Sochi 2014 Olympic Organizing Committee president Dmitry Chernyshenko attributed the Olympic flame being blown out by wind Sunday to a problem with a torch vent.
“I wouldn’t devote any special attention to what happened,” he said, according to R-Sport. “There was a misunderstanding because a vent in the torch wasn’t opened properly and the flame wasn’t at the intensity [it was supposed to be].”
The flame went out while retired Soviet swimmer Shavarsh Karapetyan carried it (video). A nearby official quickly reignited it with a cigarette lighter.
The Olympic flame appeared to be extinguished again during the official torch relay Monday. In this video, the flame appears to go out at about the 55-second mark. The runner stops for more than a minute as four men help him get the torch reignited.
Here’s how the Washington Post described it:
A torchbearer taking part in the Olympic relay through Moscow Monday afternoon was jogging along Raushskaya Embankment, on the other side of the river from the Kremlin, when his flame was extinguished, according to reports on TV Rainand amateur videos.
The torchbearer, accompanied by a police car, SUV, small van and several volunteer marshals, stopped. A volunteer rushed up to him with another torch. A third arrived holding what might be a small lantern – it was difficult to see.

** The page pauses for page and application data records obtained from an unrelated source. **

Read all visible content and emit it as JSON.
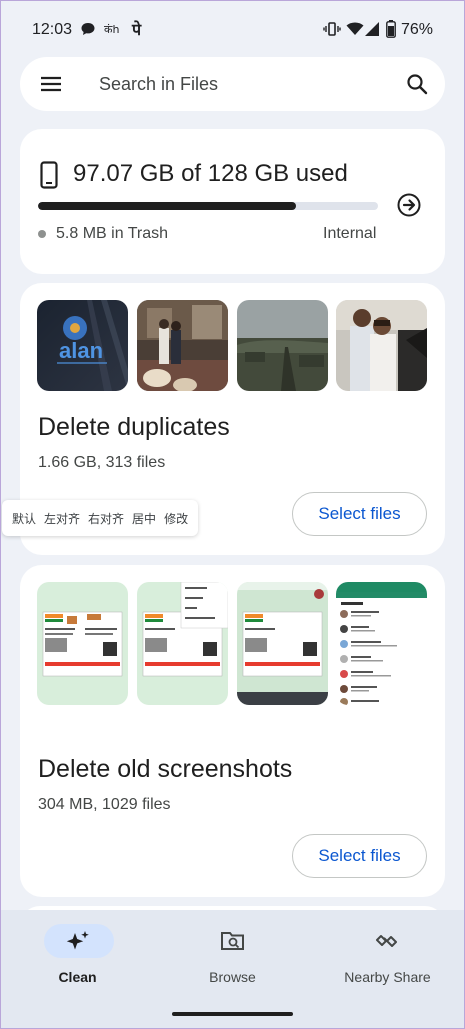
{
  "status_bar": {
    "time": "12:03",
    "extra_icons": [
      "chat-bubble-icon",
      "hindi-keyboard-icon",
      "hindi-char-icon"
    ],
    "right_icons": [
      "vibrate-icon",
      "wifi-icon",
      "signal-icon",
      "battery-icon"
    ],
    "battery": "76%"
  },
  "search": {
    "placeholder": "Search in Files"
  },
  "storage": {
    "used_text": "97.07 GB of 128 GB used",
    "used_fraction": 0.7583,
    "trash_text": "5.8 MB in Trash",
    "location": "Internal"
  },
  "duplicates": {
    "title": "Delete duplicates",
    "subtitle": "1.66 GB, 313 files",
    "button": "Select files",
    "thumbnails": [
      "alan-logo-photo",
      "couple-event-photo",
      "landscape-road-photo",
      "couple-portrait-photo"
    ]
  },
  "screenshots": {
    "title": "Delete old screenshots",
    "subtitle": "304 MB, 1029 files",
    "button": "Select files",
    "thumbnails": [
      "document-screenshot",
      "document-menu-screenshot",
      "document-viewer-screenshot",
      "whatsapp-archived-screenshot"
    ]
  },
  "tooltip": {
    "items": [
      "默认",
      "左对齐",
      "右对齐",
      "居中",
      "修改"
    ]
  },
  "bottom_nav": {
    "items": [
      {
        "label": "Clean",
        "icon": "sparkle-icon",
        "active": true
      },
      {
        "label": "Browse",
        "icon": "browse-folder-icon",
        "active": false
      },
      {
        "label": "Nearby Share",
        "icon": "nearby-share-icon",
        "active": false
      }
    ]
  },
  "colors": {
    "background": "#eef1f7",
    "accent": "#0b57d0",
    "active_pill": "#d3e3fd"
  }
}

The seconds dragged by. Dark clouds pressed down from above with seeming displeasure. The spectators could be heard. “It’s sad.” They chuckled uneasily. “Is Gazprom sponsoring this?” (Gazprom is the giant government-controlled energy company.) Then the new torch ignited, and the runner was on his way.
By the numbers: Olympic torch relay

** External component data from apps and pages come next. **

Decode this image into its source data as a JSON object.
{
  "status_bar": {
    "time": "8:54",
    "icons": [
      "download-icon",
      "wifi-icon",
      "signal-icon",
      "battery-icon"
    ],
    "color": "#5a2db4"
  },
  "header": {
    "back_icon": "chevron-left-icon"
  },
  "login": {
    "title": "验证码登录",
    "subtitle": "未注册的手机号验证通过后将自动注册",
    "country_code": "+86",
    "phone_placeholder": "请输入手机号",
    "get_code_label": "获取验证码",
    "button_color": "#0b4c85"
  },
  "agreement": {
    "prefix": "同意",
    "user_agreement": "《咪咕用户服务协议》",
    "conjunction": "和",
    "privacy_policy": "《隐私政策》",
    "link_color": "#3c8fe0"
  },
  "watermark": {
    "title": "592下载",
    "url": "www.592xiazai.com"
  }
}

U.S. men’s national team coordinator Kevin Mazeika‘s contract will not be renewed at the end of the year as USA Gymnastics makes changes after missing the men’s team podium at a second straight Olympics.

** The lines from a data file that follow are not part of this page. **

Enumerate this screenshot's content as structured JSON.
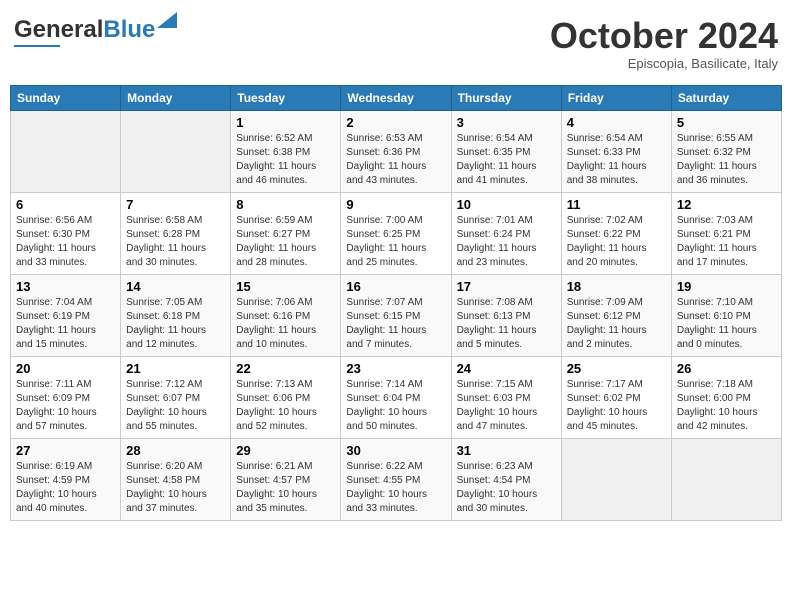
{
  "header": {
    "logo_general": "General",
    "logo_blue": "Blue",
    "month": "October 2024",
    "location": "Episcopia, Basilicate, Italy"
  },
  "weekdays": [
    "Sunday",
    "Monday",
    "Tuesday",
    "Wednesday",
    "Thursday",
    "Friday",
    "Saturday"
  ],
  "weeks": [
    [
      {
        "day": "",
        "empty": true
      },
      {
        "day": "",
        "empty": true
      },
      {
        "day": "1",
        "sunrise": "6:52 AM",
        "sunset": "6:38 PM",
        "daylight": "11 hours and 46 minutes."
      },
      {
        "day": "2",
        "sunrise": "6:53 AM",
        "sunset": "6:36 PM",
        "daylight": "11 hours and 43 minutes."
      },
      {
        "day": "3",
        "sunrise": "6:54 AM",
        "sunset": "6:35 PM",
        "daylight": "11 hours and 41 minutes."
      },
      {
        "day": "4",
        "sunrise": "6:54 AM",
        "sunset": "6:33 PM",
        "daylight": "11 hours and 38 minutes."
      },
      {
        "day": "5",
        "sunrise": "6:55 AM",
        "sunset": "6:32 PM",
        "daylight": "11 hours and 36 minutes."
      }
    ],
    [
      {
        "day": "6",
        "sunrise": "6:56 AM",
        "sunset": "6:30 PM",
        "daylight": "11 hours and 33 minutes."
      },
      {
        "day": "7",
        "sunrise": "6:58 AM",
        "sunset": "6:28 PM",
        "daylight": "11 hours and 30 minutes."
      },
      {
        "day": "8",
        "sunrise": "6:59 AM",
        "sunset": "6:27 PM",
        "daylight": "11 hours and 28 minutes."
      },
      {
        "day": "9",
        "sunrise": "7:00 AM",
        "sunset": "6:25 PM",
        "daylight": "11 hours and 25 minutes."
      },
      {
        "day": "10",
        "sunrise": "7:01 AM",
        "sunset": "6:24 PM",
        "daylight": "11 hours and 23 minutes."
      },
      {
        "day": "11",
        "sunrise": "7:02 AM",
        "sunset": "6:22 PM",
        "daylight": "11 hours and 20 minutes."
      },
      {
        "day": "12",
        "sunrise": "7:03 AM",
        "sunset": "6:21 PM",
        "daylight": "11 hours and 17 minutes."
      }
    ],
    [
      {
        "day": "13",
        "sunrise": "7:04 AM",
        "sunset": "6:19 PM",
        "daylight": "11 hours and 15 minutes."
      },
      {
        "day": "14",
        "sunrise": "7:05 AM",
        "sunset": "6:18 PM",
        "daylight": "11 hours and 12 minutes."
      },
      {
        "day": "15",
        "sunrise": "7:06 AM",
        "sunset": "6:16 PM",
        "daylight": "11 hours and 10 minutes."
      },
      {
        "day": "16",
        "sunrise": "7:07 AM",
        "sunset": "6:15 PM",
        "daylight": "11 hours and 7 minutes."
      },
      {
        "day": "17",
        "sunrise": "7:08 AM",
        "sunset": "6:13 PM",
        "daylight": "11 hours and 5 minutes."
      },
      {
        "day": "18",
        "sunrise": "7:09 AM",
        "sunset": "6:12 PM",
        "daylight": "11 hours and 2 minutes."
      },
      {
        "day": "19",
        "sunrise": "7:10 AM",
        "sunset": "6:10 PM",
        "daylight": "11 hours and 0 minutes."
      }
    ],
    [
      {
        "day": "20",
        "sunrise": "7:11 AM",
        "sunset": "6:09 PM",
        "daylight": "10 hours and 57 minutes."
      },
      {
        "day": "21",
        "sunrise": "7:12 AM",
        "sunset": "6:07 PM",
        "daylight": "10 hours and 55 minutes."
      },
      {
        "day": "22",
        "sunrise": "7:13 AM",
        "sunset": "6:06 PM",
        "daylight": "10 hours and 52 minutes."
      },
      {
        "day": "23",
        "sunrise": "7:14 AM",
        "sunset": "6:04 PM",
        "daylight": "10 hours and 50 minutes."
      },
      {
        "day": "24",
        "sunrise": "7:15 AM",
        "sunset": "6:03 PM",
        "daylight": "10 hours and 47 minutes."
      },
      {
        "day": "25",
        "sunrise": "7:17 AM",
        "sunset": "6:02 PM",
        "daylight": "10 hours and 45 minutes."
      },
      {
        "day": "26",
        "sunrise": "7:18 AM",
        "sunset": "6:00 PM",
        "daylight": "10 hours and 42 minutes."
      }
    ],
    [
      {
        "day": "27",
        "sunrise": "6:19 AM",
        "sunset": "4:59 PM",
        "daylight": "10 hours and 40 minutes."
      },
      {
        "day": "28",
        "sunrise": "6:20 AM",
        "sunset": "4:58 PM",
        "daylight": "10 hours and 37 minutes."
      },
      {
        "day": "29",
        "sunrise": "6:21 AM",
        "sunset": "4:57 PM",
        "daylight": "10 hours and 35 minutes."
      },
      {
        "day": "30",
        "sunrise": "6:22 AM",
        "sunset": "4:55 PM",
        "daylight": "10 hours and 33 minutes."
      },
      {
        "day": "31",
        "sunrise": "6:23 AM",
        "sunset": "4:54 PM",
        "daylight": "10 hours and 30 minutes."
      },
      {
        "day": "",
        "empty": true
      },
      {
        "day": "",
        "empty": true
      }
    ]
  ],
  "labels": {
    "sunrise": "Sunrise:",
    "sunset": "Sunset:",
    "daylight": "Daylight:"
  }
}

Mazeika was the U.S. men’s head coach at the 2004 and 2008 Olympics, where the U.S. men earned team medals at a non-home Games for the first time. He then served as national team coordinator from 2009 through this year.
The U.S. men finished fifth at the last two Olympics.
USA Gymnastics will replace the national team coordinator role with a high-performance director “focused on sustained international success.”
“The coaches, committee members and staff did a thorough review of the existing structure and results, and then took a hard look at what is needed to prepare our athletes for success heading toward Tokyo and beyond,” USA Gymnastics president Steve Penny said in a press release.
MORE: U.S. women’s national team coordinator named
Two-time Olympic judo champion Kayla Harrison has joined mixed martial arts promotion World Series of Fighting, which says she is moving to MMA but won’t set a debut fight for at least a year.
Harrison, 26 and all but retired from judo, has been asked time and again for years about her interest in pursuing MMA. That’s in part because of former training partner Ronda Rousey‘s overwhelming success after she switched from Olympic judo.
Harrison hasn’t responded to messages seeking comment.
Harrison will serve as a commentator and brand ambassador before getting into MMA competition. Her commentating debut will be at WSOF 34 in New York on Dec. 31 on NBC.
Earlier this month, Harrison reiterated that she had offers on the table to sign a mixed martial arts contract, with interest from at least three “big” promotion companies.
Harrison has taken boxing and jiu-jitsu lessons as far back as 2013, which should boost her MMA potential.
To compete in MMA, Harrison will require a weight cut from her Olympic judo class of 172 pounds.
Rousey competes at 135 pounds, the heaviest women’s weight class in UFC. WSOF plans to develop a women’s program as Harrison readies for her debut.
“I’m interested in MMA in an aspect where competitors are treated as competitors and not as celebrities or as showmen,” Harrison said earlier this month, while emphasizing her admiration for Rousey. “I’m not interested in being a talker or someone who is all about the show.”
MORE: Ronda Rousey sets comeback fight